Although Tiwi people have long held a deep knowledge of the animals of their lands, western scientific knowledge of Tiwi fauna has only been documented since the 1990s. Information about animals Tiwi people use for food can be found here.
A total of 222 species of bird have been recorded on the Tiwi Islands. The islands have been identified as an Important Bird Area by BirdLife International because they support relatively high densities of Red Goshawks, Partridge Pigeons and Bush Stone-curlews and up to 40,000 shorebirds on tidal flats, particularly on the south-east of Melville Island. A record number of 12,000 Great Knots, more than one per cent of the global population, have been recorded as well as Red-necked Stints, Greater and Lesser Sand Plovers, and Bar-tailed Godwits. Pirripatiriyi (Seagull Island), off the north-western tip of Melville Island, supports a breeding colony of about 60,000 Crested Tern (Sterna bergii), the largest known colony in the world. Three colonies of Little Terns on the islands are considered of national significance. Thirteen threatened bird species occur on the Tiwi Islands, including the endemic subspecies Tiwi Masked Owl (Tyto novaehollandiae melvillensis), Tiwi Hooded Robin (Melanodryas cucullata melvillensis) and Horsfield’s Bushlark (Mirafra javanica melvillensis).
There are 36 native mammal species on the Tiwi Islands, which is exceptional compared to other Australian islands. The islands have substantial populations of native mammal species that have undergone dramatic recent decline on the Northern Territory mainland. There are seven threatened mammal species, including healthy populations of species such as Brush-tailed Rabbit-rat (Conilurus penicillatus) which have declined close to local extinction on the NT mainland.
The waters around the islands support a number of marine mammal species including dugongs, dolphins and whales.
Feral mammals on the islands include black rats, cats, pigs, water buffalos, horses, and cattle. Water buffalos are common on Melville Island but not on Bathurst Island. Feral pigs have done considerable damage on Bathurst Island, where their numbers are greatest, and a small population has established on Melville Island. The Tiwi Land Council is implementing a Buffalo Management Program and continues to work on the eradication of feral pigs.

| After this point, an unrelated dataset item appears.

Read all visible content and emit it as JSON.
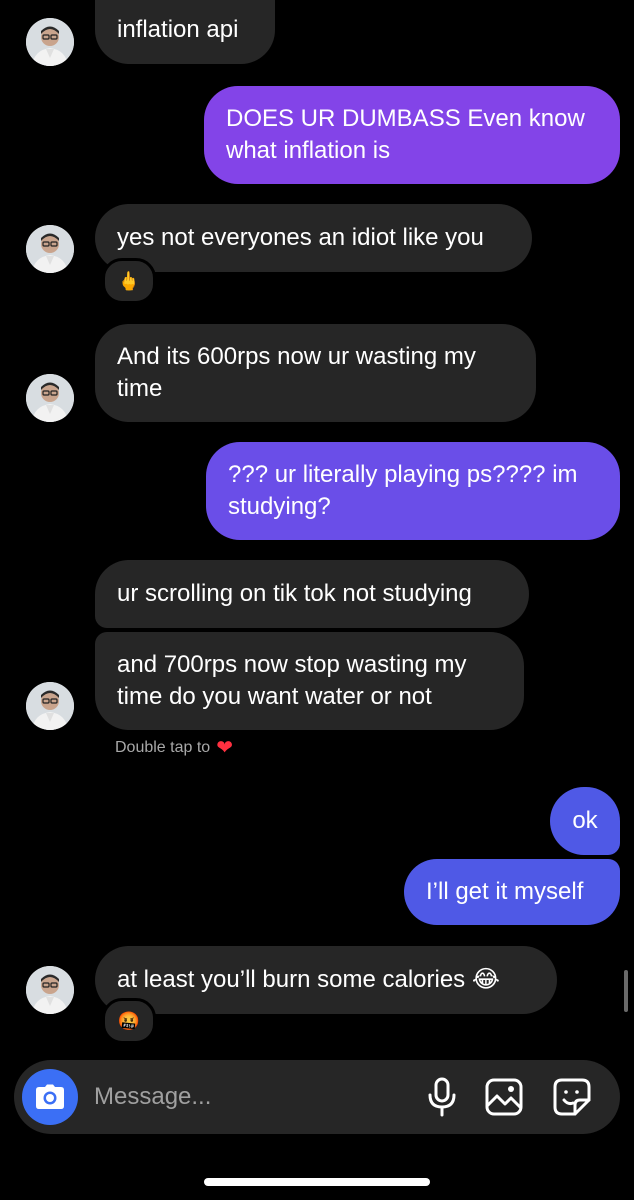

Tiwi people have strong cultural and subsistence links to sea turtles and the sandy beaches on the west coast of Bathurst Island and the north coast of Melville Island are very important for sea turtle nesting. Nesting is dominated by Flatback (Natator depressus) and Olive Ridley turtles (Lepidochelys olivacea), but Green turtles (Chelonia mydas), and Hawksbill turtles (Eretmochelys imbricate) also nest on Tiwi beaches. Each of these marine turtle species is listed as threatened.
Green turtles are the main turtles harvested in the water while eggs of all sea turtle species are collected. Traditional hunting mainly takes place close to communities, leaving most of the islands free from harvest pressure. The Tiwi Island rookeries at Pirripatiriyi (Seagull Island) and the north-west coast of Melville Island are among the largest in Australia for Olive Ridley turtles. Ensuring turtle populations remain healthy in the long-term is very important to Traditional Owners and since 2003 the Tiwi Land Council has partnered with a range of organisations to study Olive Ridley turtles. This important research, which has been conducted at Imalu Beach at Cape Van Diemen on the north-west coast of Melville Island, has made a significant contribution to knowledge about the ecology of Olive Ridley turtles in Australia.
Sea turtles are expected to be particularly threatened by rapid climate warming and rising sea levels. The Tiwi Land Council is partnering with scientists to investigate the effects of increased temperatures and nest inundation on hatchling sex ratios and turtle hatchling performance. Research will continue to inform future turtle management work undertaken by the Tiwi Land Council.
The Tiwi ant fauna has high national significance, with many species occurring nowhere else in the world. More than 200 species of ants have been recorded to-date on the Tiwi islands and Tiwi rainforests have especially high levels of endemism. The Tiwi ant fauna includes several genera and species-groups that do not occur on the NT mainland. Two dragonfly species are restricted to the Tiwi Islands and a skipper butterfly is only known from Bathurst Island. Other invertebrates, however are not as well known. Four invertebrate species on the Tiwi Islands are listed as threatened in the Northern Territory including two Land snails (Amphidromus cognatus and Trochomorpha melvillensis), Dodd’s Azure Butterfly (Ogyris iphis doddi), and the Atlas Moth (Attacus wardi).
Three of the most serious pest ant species occurring in the Northern Territory are found on the Tiwi Islands, including Tropical fire ants (Solenopsis geminata) Singapore ants (Monomorium destructor) and African big-headed ants (Pheidole megacephala).